Enterprise Resources Planning (ERP) is enterprise resource management or enterprise resource management. In a word, it means establishing an integrated information system within a company. The first use of the term was known as the Gartner Group, an information technology consulting firm in Connecticut, USA. The Gartner Group has defined ERP as a manufacturing business system’ as a nuclear system, integrating financial accounting, sales, and logistics systems, and aims to become a virtual enterprise. If interpreted as it is, ERP is a management innovation technique aimed at maximizing the utilization of human and material resources within a company by integrating various systems that were independently operated across all sectors of the company, such as personnel, finance, production, sales, management, and customers. If the ERP of a company where customer management is the core, it will be a system structure close to the domain of CRM, and if the ERP of a company that prioritizes logistics and production management, a system structure close to that of SCM (Supply Chain Management) is expected. If you think about it based on this, it is easy to think that ERP is a structure created by unifying the system operated by a company.
Due to the recent evolution and activation of online-based business models, the demand for integrated online and offline customer management is exploding. A key part of building this system is the customer-oriented business process, such as what strategies and policies the company has to manage customers. As customer management is directly connected to sales, CRM, which is composed of a strategy that differentiates it from competitors, is an essential element in the survival of a company.
Difference Between CRM AND ERP

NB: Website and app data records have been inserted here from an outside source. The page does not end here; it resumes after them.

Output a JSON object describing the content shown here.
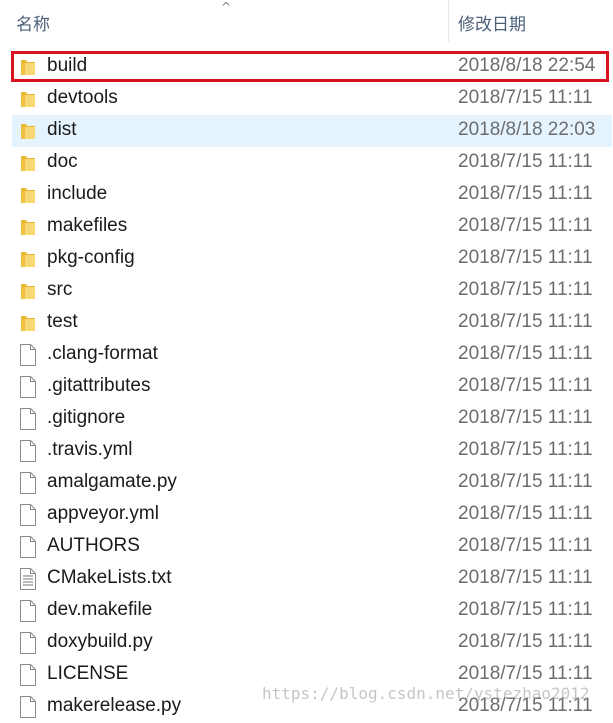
{
  "header": {
    "name_label": "名称",
    "date_label": "修改日期",
    "sort_indicator": "^"
  },
  "files": [
    {
      "name": "build",
      "date": "2018/8/18 22:54",
      "type": "folder",
      "state": "outlined"
    },
    {
      "name": "devtools",
      "date": "2018/7/15 11:11",
      "type": "folder"
    },
    {
      "name": "dist",
      "date": "2018/8/18 22:03",
      "type": "folder",
      "state": "hover"
    },
    {
      "name": "doc",
      "date": "2018/7/15 11:11",
      "type": "folder"
    },
    {
      "name": "include",
      "date": "2018/7/15 11:11",
      "type": "folder"
    },
    {
      "name": "makefiles",
      "date": "2018/7/15 11:11",
      "type": "folder"
    },
    {
      "name": "pkg-config",
      "date": "2018/7/15 11:11",
      "type": "folder"
    },
    {
      "name": "src",
      "date": "2018/7/15 11:11",
      "type": "folder"
    },
    {
      "name": "test",
      "date": "2018/7/15 11:11",
      "type": "folder"
    },
    {
      "name": ".clang-format",
      "date": "2018/7/15 11:11",
      "type": "file"
    },
    {
      "name": ".gitattributes",
      "date": "2018/7/15 11:11",
      "type": "file"
    },
    {
      "name": ".gitignore",
      "date": "2018/7/15 11:11",
      "type": "file"
    },
    {
      "name": ".travis.yml",
      "date": "2018/7/15 11:11",
      "type": "file"
    },
    {
      "name": "amalgamate.py",
      "date": "2018/7/15 11:11",
      "type": "file"
    },
    {
      "name": "appveyor.yml",
      "date": "2018/7/15 11:11",
      "type": "file"
    },
    {
      "name": "AUTHORS",
      "date": "2018/7/15 11:11",
      "type": "file"
    },
    {
      "name": "CMakeLists.txt",
      "date": "2018/7/15 11:11",
      "type": "textfile"
    },
    {
      "name": "dev.makefile",
      "date": "2018/7/15 11:11",
      "type": "file"
    },
    {
      "name": "doxybuild.py",
      "date": "2018/7/15 11:11",
      "type": "file"
    },
    {
      "name": "LICENSE",
      "date": "2018/7/15 11:11",
      "type": "file"
    },
    {
      "name": "makerelease.py",
      "date": "2018/7/15 11:11",
      "type": "file"
    }
  ],
  "watermark": "https://blog.csdn.net/ystezhao2012",
  "colors": {
    "folder": "#f4c542",
    "outline": "#d9121f",
    "hover": "#e5f3ff"
  }
}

Many companies that are smaller in nature tend to hesitate when it comes to implementing CRM or ERP software into their business. One of the main reasons why this happens is because a lot of small business owners do not know exactly what CRM or ERP is all about. Small business owners will buy an ERP system because their bigger counterparts have already started using them but they have no idea what makes a CRM different from an ERP, so they think that ERP is the same thing as CRM. This however is not the case; CRM is a software and ERP is an application whereas Customer Relationship Management is a subset of enterprise resource planning. If you are a small business owner who wants to use a CRM then you are advised to learn more about how CRM and ERP differ and then decide whether or not you need one.

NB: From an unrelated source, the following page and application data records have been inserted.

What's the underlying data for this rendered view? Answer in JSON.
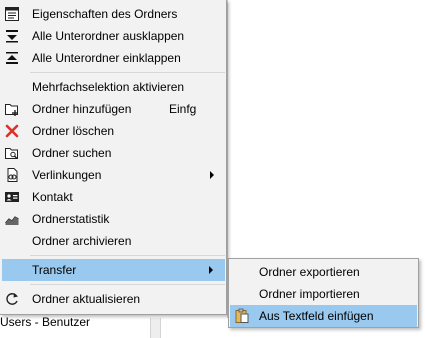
{
  "background": {
    "status_text": "Users - Benutzer"
  },
  "menu": {
    "items": [
      {
        "label": "Eigenschaften des Ordners",
        "icon": "properties-icon"
      },
      {
        "label": "Alle Unterordner ausklappen",
        "icon": "expand-all-icon"
      },
      {
        "label": "Alle Unterordner einklappen",
        "icon": "collapse-all-icon"
      },
      {
        "label": "Mehrfachselektion aktivieren",
        "icon": ""
      },
      {
        "label": "Ordner hinzufügen",
        "shortcut": "Einfg",
        "icon": "add-folder-icon"
      },
      {
        "label": "Ordner löschen",
        "icon": "delete-icon"
      },
      {
        "label": "Ordner suchen",
        "icon": "search-folder-icon"
      },
      {
        "label": "Verlinkungen",
        "icon": "links-icon",
        "has_submenu": true
      },
      {
        "label": "Kontakt",
        "icon": "contact-icon"
      },
      {
        "label": "Ordnerstatistik",
        "icon": "statistics-icon"
      },
      {
        "label": "Ordner archivieren",
        "icon": ""
      },
      {
        "label": "Transfer",
        "icon": "",
        "has_submenu": true,
        "highlighted": true
      },
      {
        "label": "Ordner aktualisieren",
        "icon": "refresh-icon"
      }
    ]
  },
  "submenu": {
    "items": [
      {
        "label": "Ordner exportieren",
        "icon": ""
      },
      {
        "label": "Ordner importieren",
        "icon": ""
      },
      {
        "label": "Aus Textfeld einfügen",
        "icon": "paste-icon",
        "highlighted": true
      }
    ]
  },
  "colors": {
    "menu_bg": "#f2f2f2",
    "highlight": "#99c9ef",
    "delete_red": "#d9342b"
  }
}
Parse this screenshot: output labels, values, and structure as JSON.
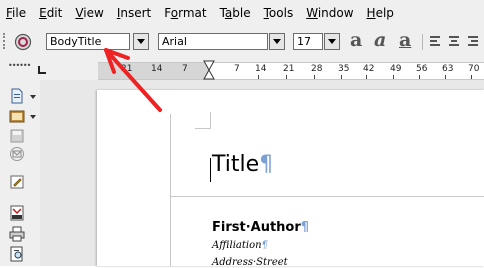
{
  "menubar": {
    "items": [
      {
        "u": "F",
        "rest": "ile"
      },
      {
        "u": "E",
        "rest": "dit"
      },
      {
        "u": "V",
        "rest": "iew"
      },
      {
        "u": "I",
        "rest": "nsert"
      },
      {
        "pre": "F",
        "u": "o",
        "rest": "rmat"
      },
      {
        "pre": "T",
        "u": "a",
        "rest": "ble"
      },
      {
        "u": "T",
        "rest": "ools"
      },
      {
        "u": "W",
        "rest": "indow"
      },
      {
        "u": "H",
        "rest": "elp"
      }
    ]
  },
  "toolbar": {
    "paragraph_style": "BodyTitle",
    "font_name": "Arial",
    "font_size": "17",
    "icons": [
      "styles-icon",
      "bold-icon",
      "italic-icon",
      "underline-icon",
      "align-left-icon",
      "align-center-icon",
      "align-right-icon"
    ]
  },
  "ruler": {
    "labels": [
      "21",
      "14",
      "7",
      "7",
      "14",
      "21",
      "28",
      "35",
      "42",
      "49",
      "56",
      "63",
      "70"
    ]
  },
  "sidebar": {
    "icons": [
      "new-document-icon",
      "templates-icon",
      "save-icon",
      "email-icon",
      "edit-icon",
      "export-pdf-icon",
      "print-icon",
      "print-preview-icon"
    ]
  },
  "document": {
    "title": "Title",
    "pilcrow": "¶",
    "author": "First·Author",
    "affiliation": "Affiliation",
    "address": "Address·Street"
  },
  "colors": {
    "annotation_arrow": "#ee2222",
    "formatting_marks": "#7ba1d4"
  }
}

Now, if you are a medium sized business and you are wondering what is the difference between CRM and ERP software then you should first ask yourself if your company needs to change into software or an application-based one. Although both forms have their own advantages and disadvantages, the software will give you more control and mobility whereas application-based systems can be integrated with the business processes and can integrate various departments. So, if you want to make the most of customer relationship management software or ERP software you will need to decide which one fits your business best. Another thing you need to know about these two forms of software is that they manage different areas of the business to one focus on customer interaction whereas the other focuses on information technology. Enterprise resource planning or ERP basically deals with the whole business process and deals with the day-to-day tasks and therefore application-based software will help you manage your resources and work under the control of a team whereas CRM software only deals with marketing and sales aspects of a business.

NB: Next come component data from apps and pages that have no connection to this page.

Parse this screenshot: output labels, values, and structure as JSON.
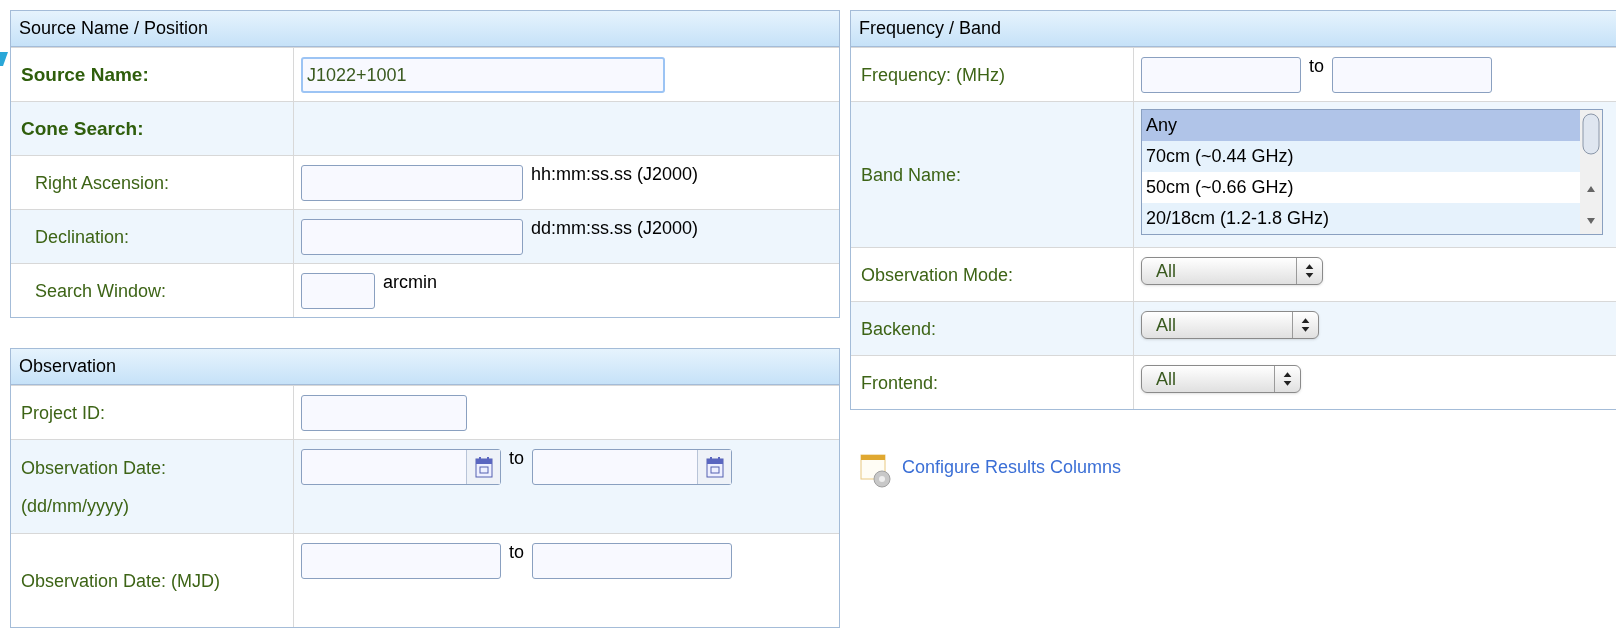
{
  "sections": [
    {
      "title": "Source Name / Position",
      "rows": [
        {
          "label": "Source Name:",
          "kind": "heading",
          "controls": [
            {
              "kind": "text",
              "value": "J1022+1001",
              "focused": true
            }
          ]
        },
        {
          "label": "Cone Search:",
          "kind": "heading",
          "controls": []
        },
        {
          "label": "Right Ascension:",
          "kind": "sub",
          "controls": [
            {
              "kind": "text",
              "focused": false
            },
            {
              "kind": "note",
              "text": "hh:mm:ss.ss (J2000)"
            }
          ]
        },
        {
          "label": "Declination:",
          "kind": "sub",
          "controls": [
            {
              "kind": "text",
              "focused": false
            },
            {
              "kind": "note",
              "text": "dd:mm:ss.ss (J2000)"
            }
          ]
        },
        {
          "label": "Search Window:",
          "kind": "sub",
          "controls": [
            {
              "kind": "text",
              "focused": false
            },
            {
              "kind": "note",
              "text": "arcmin"
            }
          ]
        }
      ]
    },
    {
      "title": "Observation",
      "rows": [
        {
          "label": "Project ID:",
          "kind": "plain",
          "controls": [
            {
              "kind": "text",
              "focused": false
            }
          ]
        },
        {
          "label": "Observation Date: (dd/mm/yyyy)",
          "kind": "plain",
          "controls": [
            {
              "kind": "date"
            },
            {
              "kind": "note",
              "text": "to"
            },
            {
              "kind": "date"
            }
          ]
        },
        {
          "label": "Observation Date: (MJD)",
          "kind": "plain",
          "controls": [
            {
              "kind": "text",
              "focused": false
            },
            {
              "kind": "note",
              "text": "to"
            },
            {
              "kind": "text",
              "focused": false
            }
          ]
        }
      ]
    },
    {
      "title": "Frequency / Band",
      "rows": [
        {
          "label": "Frequency: (MHz)",
          "kind": "plain",
          "controls": [
            {
              "kind": "text",
              "focused": false
            },
            {
              "kind": "note",
              "text": "to"
            },
            {
              "kind": "text",
              "focused": false
            }
          ]
        },
        {
          "label": "Band Name:",
          "kind": "plain",
          "controls": [
            {
              "kind": "listbox",
              "options": [
                {
                  "label": "Any",
                  "selected": true
                },
                {
                  "label": "70cm (~0.44 GHz)",
                  "selected": false
                },
                {
                  "label": "50cm (~0.66 GHz)",
                  "selected": false
                },
                {
                  "label": "20/18cm (1.2-1.8 GHz)",
                  "selected": false
                }
              ]
            }
          ]
        },
        {
          "label": "Observation Mode:",
          "kind": "plain",
          "controls": [
            {
              "kind": "select",
              "value": "All"
            }
          ]
        },
        {
          "label": "Backend:",
          "kind": "plain",
          "controls": [
            {
              "kind": "select",
              "value": "All"
            }
          ]
        },
        {
          "label": "Frontend:",
          "kind": "plain",
          "controls": [
            {
              "kind": "select",
              "value": "All"
            }
          ]
        }
      ]
    }
  ],
  "configure_link": "Configure Results Columns"
}
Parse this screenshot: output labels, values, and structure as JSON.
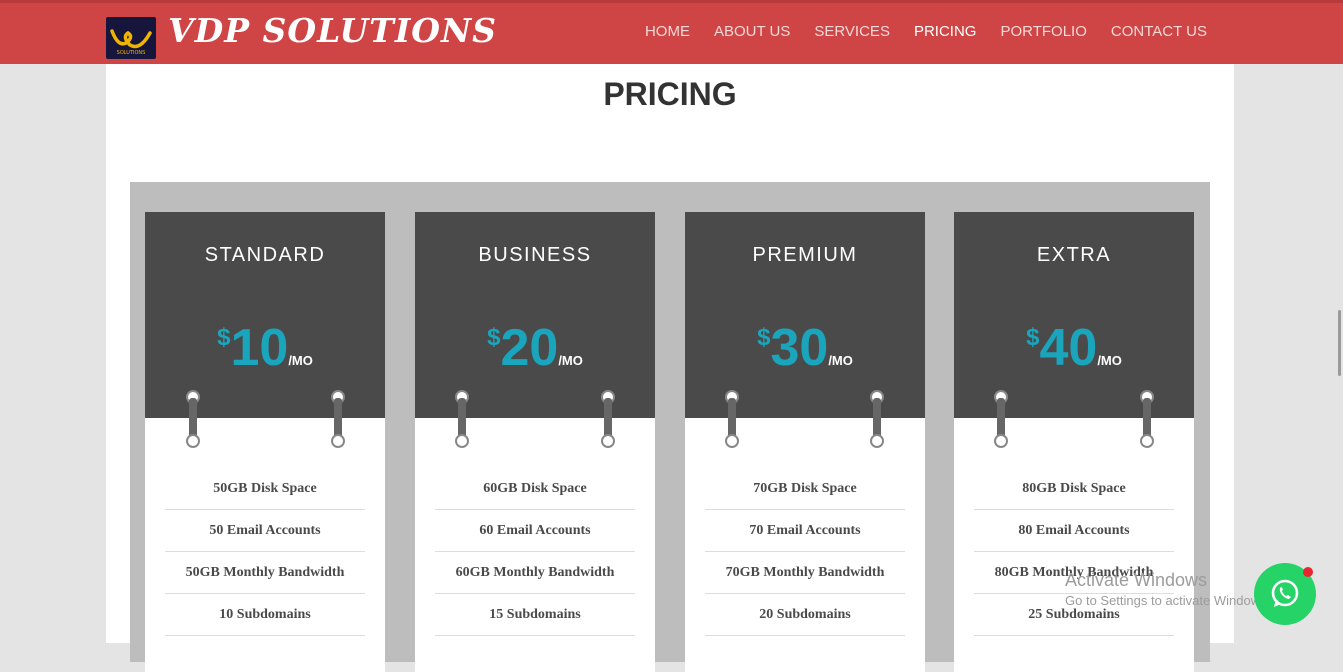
{
  "brand": {
    "name": "VDP SOLUTIONS",
    "logo_text": "SOLUTIONS"
  },
  "nav": {
    "items": [
      "HOME",
      "ABOUT US",
      "SERVICES",
      "PRICING",
      "PORTFOLIO",
      "CONTACT US"
    ],
    "active": "PRICING"
  },
  "page": {
    "title": "PRICING"
  },
  "plans": [
    {
      "name": "STANDARD",
      "currency": "$",
      "amount": "10",
      "period": "/MO",
      "features": [
        "50GB Disk Space",
        "50 Email Accounts",
        "50GB Monthly Bandwidth",
        "10 Subdomains"
      ]
    },
    {
      "name": "BUSINESS",
      "currency": "$",
      "amount": "20",
      "period": "/MO",
      "features": [
        "60GB Disk Space",
        "60 Email Accounts",
        "60GB Monthly Bandwidth",
        "15 Subdomains"
      ]
    },
    {
      "name": "PREMIUM",
      "currency": "$",
      "amount": "30",
      "period": "/MO",
      "features": [
        "70GB Disk Space",
        "70 Email Accounts",
        "70GB Monthly Bandwidth",
        "20 Subdomains"
      ]
    },
    {
      "name": "EXTRA",
      "currency": "$",
      "amount": "40",
      "period": "/MO",
      "features": [
        "80GB Disk Space",
        "80 Email Accounts",
        "80GB Monthly Bandwidth",
        "25 Subdomains"
      ]
    }
  ],
  "watermark": {
    "line1": "Activate Windows",
    "line2": "Go to Settings to activate Windows."
  },
  "colors": {
    "header": "#cf4546",
    "price_accent": "#1aa5bd",
    "card_head": "#4a4a4a",
    "whatsapp": "#25d366"
  },
  "icons": {
    "chat": "whatsapp-icon"
  }
}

If you want to understand what the difference between CRM and ERP is, you should ask yourself how much CRM or ERP has changed your business? There are many things like customer relations, sales, and accounting but the core of a company remains the same which is the people. If you have the best team in place your sales would increase continuously and your profit margin too would increase. However, if your team is not very efficient, your profits will go down and if your team is inefficient it can lead to your downfall too. Hence, this software can be very useful in a way as it can bring down the entire problem and can bring efficiency and effectiveness in your business.
ERP and CRM both users do not get along, work at different speeds, and consider the other’s software to be useless to them. Thus, the only person in the organization logging into both the CRM system and the ERP system is the IT staff in the roles of integration, data warehousing, and analytics.